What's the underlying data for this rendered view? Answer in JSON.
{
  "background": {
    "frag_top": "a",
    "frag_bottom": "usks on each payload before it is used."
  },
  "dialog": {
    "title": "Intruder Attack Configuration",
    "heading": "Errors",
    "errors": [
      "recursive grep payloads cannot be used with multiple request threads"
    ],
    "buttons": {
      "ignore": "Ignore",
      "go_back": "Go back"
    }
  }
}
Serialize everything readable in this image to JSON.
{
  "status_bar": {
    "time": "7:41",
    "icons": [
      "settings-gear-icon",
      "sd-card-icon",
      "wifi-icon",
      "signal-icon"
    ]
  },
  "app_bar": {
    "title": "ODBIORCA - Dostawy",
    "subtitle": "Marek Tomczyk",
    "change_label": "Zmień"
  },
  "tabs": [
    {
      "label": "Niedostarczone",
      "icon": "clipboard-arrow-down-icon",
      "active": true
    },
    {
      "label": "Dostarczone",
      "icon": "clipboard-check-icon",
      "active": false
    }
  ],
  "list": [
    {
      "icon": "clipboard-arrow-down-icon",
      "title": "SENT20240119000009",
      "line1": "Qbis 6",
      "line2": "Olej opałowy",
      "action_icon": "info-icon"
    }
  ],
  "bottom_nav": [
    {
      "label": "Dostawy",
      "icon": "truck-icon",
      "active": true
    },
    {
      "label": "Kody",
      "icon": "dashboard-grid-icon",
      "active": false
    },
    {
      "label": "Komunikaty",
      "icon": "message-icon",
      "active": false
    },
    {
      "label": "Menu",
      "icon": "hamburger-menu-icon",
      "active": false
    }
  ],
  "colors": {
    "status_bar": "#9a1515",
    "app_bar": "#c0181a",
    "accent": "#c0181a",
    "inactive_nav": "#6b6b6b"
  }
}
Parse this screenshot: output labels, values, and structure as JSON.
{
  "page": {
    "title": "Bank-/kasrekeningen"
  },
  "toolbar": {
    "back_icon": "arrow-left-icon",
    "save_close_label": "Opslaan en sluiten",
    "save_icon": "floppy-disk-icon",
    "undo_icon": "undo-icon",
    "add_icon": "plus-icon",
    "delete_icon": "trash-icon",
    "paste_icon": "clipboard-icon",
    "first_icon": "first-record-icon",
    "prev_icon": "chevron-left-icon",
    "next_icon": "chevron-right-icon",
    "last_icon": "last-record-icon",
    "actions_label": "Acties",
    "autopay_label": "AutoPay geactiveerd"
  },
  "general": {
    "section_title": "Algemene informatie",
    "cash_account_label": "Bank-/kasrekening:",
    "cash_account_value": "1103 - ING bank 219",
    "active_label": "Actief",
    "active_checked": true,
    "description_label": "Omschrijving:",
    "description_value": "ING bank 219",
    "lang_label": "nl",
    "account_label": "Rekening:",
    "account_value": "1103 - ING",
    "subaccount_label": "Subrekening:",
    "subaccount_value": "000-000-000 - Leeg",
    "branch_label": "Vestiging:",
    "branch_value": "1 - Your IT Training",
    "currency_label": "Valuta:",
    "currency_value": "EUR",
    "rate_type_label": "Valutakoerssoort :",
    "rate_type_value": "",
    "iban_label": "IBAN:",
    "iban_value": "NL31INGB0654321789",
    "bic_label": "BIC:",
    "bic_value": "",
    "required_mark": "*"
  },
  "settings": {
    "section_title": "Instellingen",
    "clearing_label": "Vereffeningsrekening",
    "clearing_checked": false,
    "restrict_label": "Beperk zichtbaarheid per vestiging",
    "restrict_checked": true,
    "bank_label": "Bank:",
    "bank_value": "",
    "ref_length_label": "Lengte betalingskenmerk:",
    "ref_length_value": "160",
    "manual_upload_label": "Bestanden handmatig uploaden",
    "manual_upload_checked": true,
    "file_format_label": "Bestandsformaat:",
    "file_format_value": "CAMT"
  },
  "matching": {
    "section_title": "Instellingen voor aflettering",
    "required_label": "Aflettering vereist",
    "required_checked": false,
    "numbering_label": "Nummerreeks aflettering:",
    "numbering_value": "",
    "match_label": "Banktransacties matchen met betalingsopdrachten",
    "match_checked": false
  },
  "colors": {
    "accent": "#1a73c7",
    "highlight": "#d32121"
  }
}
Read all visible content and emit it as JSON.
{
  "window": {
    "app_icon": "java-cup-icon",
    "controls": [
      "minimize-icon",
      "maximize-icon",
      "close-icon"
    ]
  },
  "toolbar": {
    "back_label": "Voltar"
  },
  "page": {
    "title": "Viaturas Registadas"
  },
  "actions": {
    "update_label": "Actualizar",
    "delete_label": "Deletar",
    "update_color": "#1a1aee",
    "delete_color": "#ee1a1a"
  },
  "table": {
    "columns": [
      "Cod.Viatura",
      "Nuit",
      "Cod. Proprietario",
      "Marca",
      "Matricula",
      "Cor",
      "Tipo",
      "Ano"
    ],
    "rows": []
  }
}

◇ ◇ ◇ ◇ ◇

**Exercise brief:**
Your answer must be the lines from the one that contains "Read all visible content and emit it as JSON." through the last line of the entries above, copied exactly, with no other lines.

**Exercise result:**
Read all visible content and emit it as JSON.
{
  "window": {
    "app_icon": "java-cup-icon",
    "controls": [
      "minimize-icon",
      "maximize-icon",
      "close-icon"
    ]
  },
  "toolbar": {
    "back_label": "Voltar"
  },
  "page": {
    "title": "Viaturas Registadas"
  },
  "actions": {
    "update_label": "Actualizar",
    "delete_label": "Deletar",
    "update_color": "#1a1aee",
    "delete_color": "#ee1a1a"
  },
  "table": {
    "columns": [
      "Cod.Viatura",
      "Nuit",
      "Cod. Proprietario",
      "Marca",
      "Matricula",
      "Cor",
      "Tipo",
      "Ano"
    ],
    "rows": []
  }
}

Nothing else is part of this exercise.